[Data records for software interfaces]
----
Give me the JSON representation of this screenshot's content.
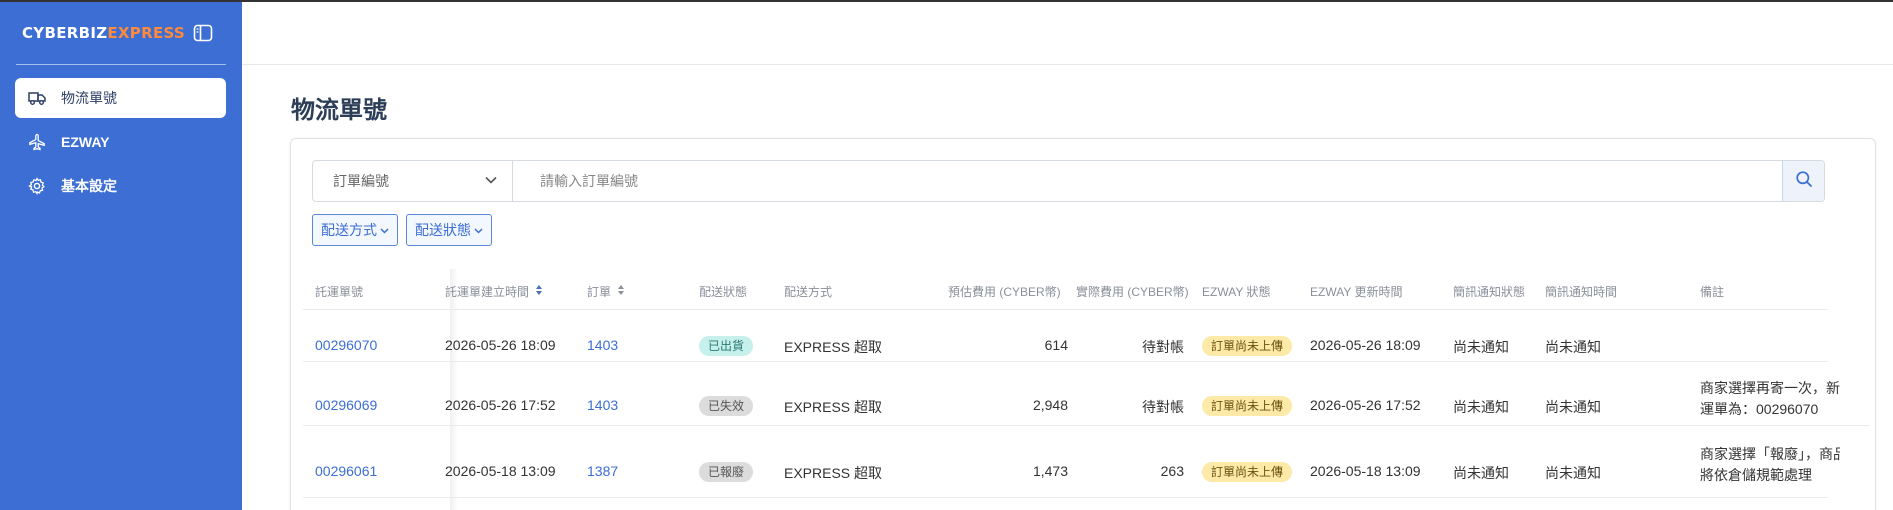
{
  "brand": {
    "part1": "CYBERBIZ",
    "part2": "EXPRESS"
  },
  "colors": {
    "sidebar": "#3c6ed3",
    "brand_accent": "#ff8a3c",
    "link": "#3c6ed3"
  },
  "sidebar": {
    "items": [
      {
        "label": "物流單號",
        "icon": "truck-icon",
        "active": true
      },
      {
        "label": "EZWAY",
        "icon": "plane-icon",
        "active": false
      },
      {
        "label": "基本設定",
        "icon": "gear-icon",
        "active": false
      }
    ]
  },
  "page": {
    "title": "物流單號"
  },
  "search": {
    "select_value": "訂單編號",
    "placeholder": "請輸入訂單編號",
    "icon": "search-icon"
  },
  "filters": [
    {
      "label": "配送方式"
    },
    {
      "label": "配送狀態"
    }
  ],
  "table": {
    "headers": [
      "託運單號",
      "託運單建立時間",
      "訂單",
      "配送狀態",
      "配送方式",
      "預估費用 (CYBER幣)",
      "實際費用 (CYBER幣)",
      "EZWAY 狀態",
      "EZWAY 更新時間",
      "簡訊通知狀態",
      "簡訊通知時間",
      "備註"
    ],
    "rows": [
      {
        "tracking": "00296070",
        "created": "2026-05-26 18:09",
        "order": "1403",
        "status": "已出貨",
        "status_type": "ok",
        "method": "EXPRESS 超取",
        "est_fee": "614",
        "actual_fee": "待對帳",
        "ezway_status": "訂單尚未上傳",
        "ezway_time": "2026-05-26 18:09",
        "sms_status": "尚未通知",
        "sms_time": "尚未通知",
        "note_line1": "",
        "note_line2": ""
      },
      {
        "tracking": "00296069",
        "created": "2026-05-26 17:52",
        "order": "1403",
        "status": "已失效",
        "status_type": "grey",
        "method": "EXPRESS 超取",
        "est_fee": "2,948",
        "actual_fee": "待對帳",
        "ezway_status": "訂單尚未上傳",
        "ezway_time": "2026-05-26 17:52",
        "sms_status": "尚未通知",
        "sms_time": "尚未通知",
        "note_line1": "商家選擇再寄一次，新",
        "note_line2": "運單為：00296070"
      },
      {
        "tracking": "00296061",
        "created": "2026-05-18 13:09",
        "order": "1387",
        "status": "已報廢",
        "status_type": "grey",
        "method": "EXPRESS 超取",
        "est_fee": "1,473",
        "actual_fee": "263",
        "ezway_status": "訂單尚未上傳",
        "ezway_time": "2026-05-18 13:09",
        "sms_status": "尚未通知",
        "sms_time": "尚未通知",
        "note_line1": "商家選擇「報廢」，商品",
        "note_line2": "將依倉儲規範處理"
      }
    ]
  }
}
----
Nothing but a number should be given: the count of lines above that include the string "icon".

4